One of my New Year resolutions was to put something back into the writing community. I feel as if I have taken my fair share of late. But what can I do? Some people might laugh but despite having had six books published, I don't know anything about writing.
I don't even write by the seat of my pants. It's more primal than that. Recently I read a wonderful article by Margo Lanargan in Newswrite (the magazine of the NSW Writer's Centre) about writing from the gut. Everything fell into place for me then. Aha... that's how I do it. I write what feels right in the bottom-most pit of my stomach. There's a pile of words down deep under the mush and that's where I find my stories.
Unfortunately that doesn't make me very good at passing on my tips and methods to others. Nor does it promote personal writing growth. So I have designated this my Year of Spit and Polish. I am going to learn to become a much better writer. I'm going to do this by soaking up absolutely everything I can find on the subject and reading widely outside my comfort zone. Strangely enough, I started this with a tentative step from Neil Gaiman to Edgar Allan Poe (okay, it was a desperate leap with my eyes closed) only to find my comfort zone is moving with me. Already my writing has expanded its horizons and perhaps I even found a tip Tip #1 Read outside your comfort zone. Immediately.
So I thought as I charge through the year spitting and polishing, I would spend Friday sharing where I had been and what I found. Today I downloaded Richard Harland's Writing Tips. This is an extensive free resource. Yes, free. 170 pages packed with advice, information and anecdotes from the author of Worldshaker and a long-timefavourite of mine, the Ferrin trilogy. Richard is a survivor of 25 years of writer's block! More about Richard here. Download the document here. I love the wonderful sit-across-the-kitchen-table-from-me style. Writing Tips is definitely a writer's manual - all the good stuff is in there - but it is obviously wrtten by an excellent writer who's been down the road he's talking about. It's both interesting and educating to read.
And when I found Edgar Allan Poe on p7... I had to smile.

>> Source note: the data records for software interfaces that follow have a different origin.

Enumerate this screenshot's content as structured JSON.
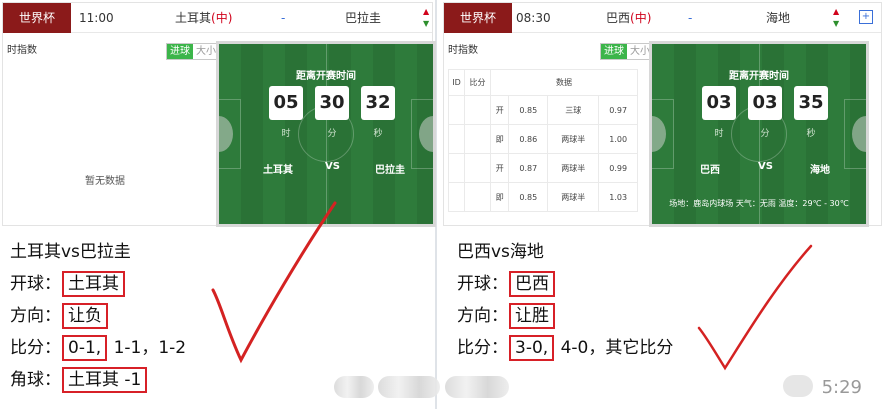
{
  "left": {
    "match": {
      "league": "世界杯",
      "time": "11:00",
      "home": "土耳其",
      "home_tag": "(中)",
      "dash": "-",
      "away": "巴拉圭"
    },
    "index_title": "时指数",
    "toggle": {
      "on": "进球",
      "off": "大小"
    },
    "no_data": "暂无数据",
    "countdown": {
      "title": "距离开赛时间",
      "hours": "05",
      "minutes": "30",
      "seconds": "32",
      "unit_h": "时",
      "unit_m": "分",
      "unit_s": "秒",
      "home": "土耳其",
      "vs": "VS",
      "away": "巴拉圭"
    },
    "prediction": {
      "title": "土耳其vs巴拉圭",
      "kickoff_label": "开球：",
      "kickoff_value": "土耳其",
      "direction_label": "方向：",
      "direction_value": "让负",
      "score_label": "比分：",
      "score_main": "0-1,",
      "score_rest": " 1-1，1-2",
      "corner_label": "角球：",
      "corner_value": "土耳其 -1"
    }
  },
  "right": {
    "match": {
      "league": "世界杯",
      "time": "08:30",
      "home": "巴西",
      "home_tag": "(中)",
      "dash": "-",
      "away": "海地"
    },
    "index_title": "时指数",
    "toggle": {
      "on": "进球",
      "off": "大小"
    },
    "table": {
      "headers": [
        "ID",
        "比分",
        "数据"
      ],
      "rows": [
        {
          "type": "开",
          "a": "0.85",
          "line": "三球",
          "b": "0.97"
        },
        {
          "type": "即",
          "a": "0.86",
          "line": "两球半",
          "b": "1.00"
        },
        {
          "type": "开",
          "a": "0.87",
          "line": "两球半",
          "b": "0.99"
        },
        {
          "type": "即",
          "a": "0.85",
          "line": "两球半",
          "b": "1.03"
        }
      ]
    },
    "countdown": {
      "title": "距离开赛时间",
      "hours": "03",
      "minutes": "03",
      "seconds": "35",
      "unit_h": "时",
      "unit_m": "分",
      "unit_s": "秒",
      "home": "巴西",
      "vs": "VS",
      "away": "海地",
      "venue": "场地：鹿岛内球场 天气：无雨 温度：29℃ - 30℃"
    },
    "prediction": {
      "title": "巴西vs海地",
      "kickoff_label": "开球：",
      "kickoff_value": "巴西",
      "direction_label": "方向：",
      "direction_value": "让胜",
      "score_label": "比分：",
      "score_main": "3-0,",
      "score_rest": " 4-0，其它比分"
    }
  },
  "footer": {
    "time": "5:29"
  },
  "colors": {
    "league_bg": "#8b1a1a",
    "field": "#2e7b3b",
    "highlight": "#d72027",
    "check": "#d42222"
  }
}
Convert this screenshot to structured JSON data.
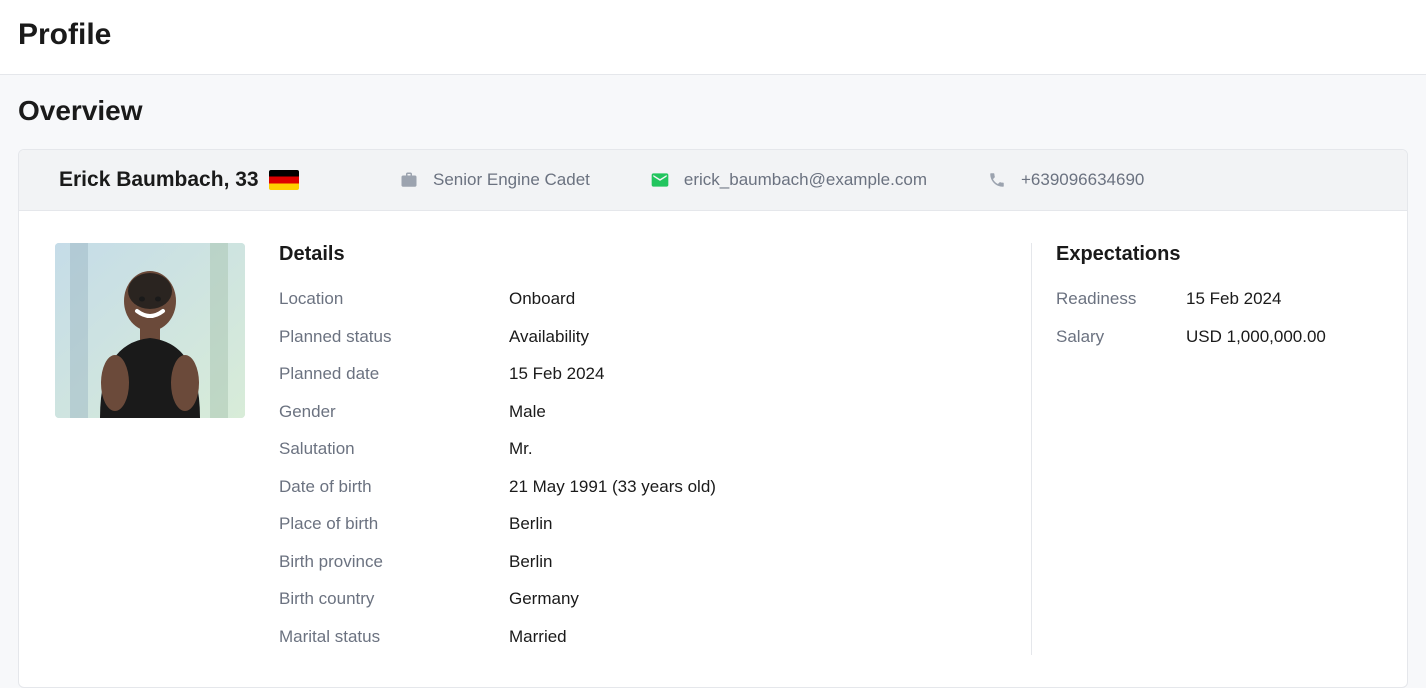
{
  "page": {
    "title": "Profile"
  },
  "overview": {
    "title": "Overview"
  },
  "header": {
    "name": "Erick Baumbach, 33",
    "flag": "de",
    "position": "Senior Engine Cadet",
    "email": "erick_baumbach@example.com",
    "phone": "+639096634690"
  },
  "details": {
    "title": "Details",
    "rows": [
      {
        "key": "Location",
        "val": "Onboard"
      },
      {
        "key": "Planned status",
        "val": "Availability"
      },
      {
        "key": "Planned date",
        "val": "15 Feb 2024"
      },
      {
        "key": "Gender",
        "val": "Male"
      },
      {
        "key": "Salutation",
        "val": "Mr."
      },
      {
        "key": "Date of birth",
        "val": "21 May 1991 (33 years old)"
      },
      {
        "key": "Place of birth",
        "val": "Berlin"
      },
      {
        "key": "Birth province",
        "val": "Berlin"
      },
      {
        "key": "Birth country",
        "val": "Germany"
      },
      {
        "key": "Marital status",
        "val": "Married"
      }
    ]
  },
  "expectations": {
    "title": "Expectations",
    "rows": [
      {
        "key": "Readiness",
        "val": "15 Feb 2024"
      },
      {
        "key": "Salary",
        "val": "USD 1,000,000.00"
      }
    ]
  }
}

Last month the NSW Writer's Centre asked a few authors, myself included, what we thought the next big thing might be for YA and children's books. At the time I hazarded a guess that maybe it would be ghosts, as vampires had already had their moment in the sun and zombies had been finally laid to rest. Awful puns I know but I'm keeping them because that's about as good as it gets for me!
I wish someone would ask me again because my future-telling skills have surged and I think I am a lot closer to the mark now. It struck me recently that somewhere along the line I had stopped thinking 'this book would make a great movie' and moved on to 'this book would make a great game.' I think we are going to see a spike in books with gaming plots. After all, Assassin's Creed, the game, has already spawned a book. The flip side is the obvious move. I'm not talking about Zac Power style action (although they are still excellent reads), I'm talking about the harder stuff. First person shooter. Mutants. Lots of weapons. Etc. Etc. The violence would need to be adjusted for the audience age.
During the recent debate about the Australian censorship of Left for Dead 2, a fact emerged that suprised me. The average gamer is in his twenties - not a teenage boy! So there's an enormous market out there - for both YA and middle grade - of readers who would prefer to play games first and read second. No points for guessing what they would like to read.
Just after this epiphany hit me, Monster Republic arrived on my desk. It's a sci-fantasy for upper primary to younger teens and it's almost what I was thinking of. Not quite - the gaming plotline isn't strong enough to qualify (it is however an excellent book for boys in that age range). The cover however is a bullseye. It could be a game disk.
So am I going to write the gamer book? Probably not - it's not where I want to be. I could do it though. I have spent the last ten years watching all manner of games evolving, reading instructions for #2 son, installing programs and marvelling at the DVD cover work.
And that's another thing, the gamer book covers are going to be something spectacular.